§ **What you need to do**
Copy out all of the data below with no alterations.

Element data from apps and pages:
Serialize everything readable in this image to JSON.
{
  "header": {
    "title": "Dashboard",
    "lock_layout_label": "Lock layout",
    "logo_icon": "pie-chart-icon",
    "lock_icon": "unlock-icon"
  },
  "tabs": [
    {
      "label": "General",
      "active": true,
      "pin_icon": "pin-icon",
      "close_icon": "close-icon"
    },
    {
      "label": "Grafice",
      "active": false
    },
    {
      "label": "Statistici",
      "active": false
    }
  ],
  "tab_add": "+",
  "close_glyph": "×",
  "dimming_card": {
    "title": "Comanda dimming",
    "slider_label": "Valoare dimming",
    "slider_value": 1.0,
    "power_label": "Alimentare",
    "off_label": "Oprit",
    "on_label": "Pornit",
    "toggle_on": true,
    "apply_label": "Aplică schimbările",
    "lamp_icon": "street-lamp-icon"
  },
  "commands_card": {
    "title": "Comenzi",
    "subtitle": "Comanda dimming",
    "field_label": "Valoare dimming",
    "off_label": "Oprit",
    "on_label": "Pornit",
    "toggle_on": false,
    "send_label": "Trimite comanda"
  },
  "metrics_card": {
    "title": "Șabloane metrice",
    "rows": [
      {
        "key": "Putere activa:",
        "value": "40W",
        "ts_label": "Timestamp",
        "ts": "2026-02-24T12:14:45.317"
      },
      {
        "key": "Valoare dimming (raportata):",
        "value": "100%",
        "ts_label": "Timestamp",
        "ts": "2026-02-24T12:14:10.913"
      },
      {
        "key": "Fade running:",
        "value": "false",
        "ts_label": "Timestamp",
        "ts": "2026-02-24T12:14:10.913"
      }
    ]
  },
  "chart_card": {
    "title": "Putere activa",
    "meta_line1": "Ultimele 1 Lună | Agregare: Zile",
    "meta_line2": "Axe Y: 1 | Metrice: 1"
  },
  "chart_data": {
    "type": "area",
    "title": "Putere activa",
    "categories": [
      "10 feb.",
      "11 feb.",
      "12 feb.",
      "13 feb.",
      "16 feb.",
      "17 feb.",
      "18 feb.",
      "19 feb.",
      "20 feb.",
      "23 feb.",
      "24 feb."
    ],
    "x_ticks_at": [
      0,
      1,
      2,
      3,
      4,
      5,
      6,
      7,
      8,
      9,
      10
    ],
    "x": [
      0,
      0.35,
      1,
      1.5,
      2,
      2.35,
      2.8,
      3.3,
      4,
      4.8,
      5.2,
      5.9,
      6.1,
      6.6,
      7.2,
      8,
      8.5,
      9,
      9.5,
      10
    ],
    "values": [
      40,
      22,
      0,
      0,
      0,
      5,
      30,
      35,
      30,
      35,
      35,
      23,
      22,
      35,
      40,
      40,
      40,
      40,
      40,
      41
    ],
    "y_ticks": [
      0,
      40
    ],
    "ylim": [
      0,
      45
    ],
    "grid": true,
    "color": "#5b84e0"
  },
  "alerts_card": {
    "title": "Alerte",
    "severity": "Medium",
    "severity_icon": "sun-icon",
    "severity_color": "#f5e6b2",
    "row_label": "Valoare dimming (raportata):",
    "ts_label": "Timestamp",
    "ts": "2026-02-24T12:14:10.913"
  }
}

§ **Written solution**
Serialize everything readable in this image to JSON.
{
  "header": {
    "title": "Dashboard",
    "lock_layout_label": "Lock layout",
    "logo_icon": "pie-chart-icon",
    "lock_icon": "unlock-icon"
  },
  "tabs": [
    {
      "label": "General",
      "active": true,
      "pin_icon": "pin-icon",
      "close_icon": "close-icon"
    },
    {
      "label": "Grafice",
      "active": false
    },
    {
      "label": "Statistici",
      "active": false
    }
  ],
  "tab_add": "+",
  "close_glyph": "×",
  "dimming_card": {
    "title": "Comanda dimming",
    "slider_label": "Valoare dimming",
    "slider_value": 1.0,
    "power_label": "Alimentare",
    "off_label": "Oprit",
    "on_label": "Pornit",
    "toggle_on": true,
    "apply_label": "Aplică schimbările",
    "lamp_icon": "street-lamp-icon"
  },
  "commands_card": {
    "title": "Comenzi",
    "subtitle": "Comanda dimming",
    "field_label": "Valoare dimming",
    "off_label": "Oprit",
    "on_label": "Pornit",
    "toggle_on": false,
    "send_label": "Trimite comanda"
  },
  "metrics_card": {
    "title": "Șabloane metrice",
    "rows": [
      {
        "key": "Putere activa:",
        "value": "40W",
        "ts_label": "Timestamp",
        "ts": "2026-02-24T12:14:45.317"
      },
      {
        "key": "Valoare dimming (raportata):",
        "value": "100%",
        "ts_label": "Timestamp",
        "ts": "2026-02-24T12:14:10.913"
      },
      {
        "key": "Fade running:",
        "value": "false",
        "ts_label": "Timestamp",
        "ts": "2026-02-24T12:14:10.913"
      }
    ]
  },
  "chart_card": {
    "title": "Putere activa",
    "meta_line1": "Ultimele 1 Lună | Agregare: Zile",
    "meta_line2": "Axe Y: 1 | Metrice: 1"
  },
  "chart_data": {
    "type": "area",
    "title": "Putere activa",
    "categories": [
      "10 feb.",
      "11 feb.",
      "12 feb.",
      "13 feb.",
      "16 feb.",
      "17 feb.",
      "18 feb.",
      "19 feb.",
      "20 feb.",
      "23 feb.",
      "24 feb."
    ],
    "x_ticks_at": [
      0,
      1,
      2,
      3,
      4,
      5,
      6,
      7,
      8,
      9,
      10
    ],
    "x": [
      0,
      0.35,
      1,
      1.5,
      2,
      2.35,
      2.8,
      3.3,
      4,
      4.8,
      5.2,
      5.9,
      6.1,
      6.6,
      7.2,
      8,
      8.5,
      9,
      9.5,
      10
    ],
    "values": [
      40,
      22,
      0,
      0,
      0,
      5,
      30,
      35,
      30,
      35,
      35,
      23,
      22,
      35,
      40,
      40,
      40,
      40,
      40,
      41
    ],
    "y_ticks": [
      0,
      40
    ],
    "ylim": [
      0,
      45
    ],
    "grid": true,
    "color": "#5b84e0"
  },
  "alerts_card": {
    "title": "Alerte",
    "severity": "Medium",
    "severity_icon": "sun-icon",
    "severity_color": "#f5e6b2",
    "row_label": "Valoare dimming (raportata):",
    "ts_label": "Timestamp",
    "ts": "2026-02-24T12:14:10.913"
  }
}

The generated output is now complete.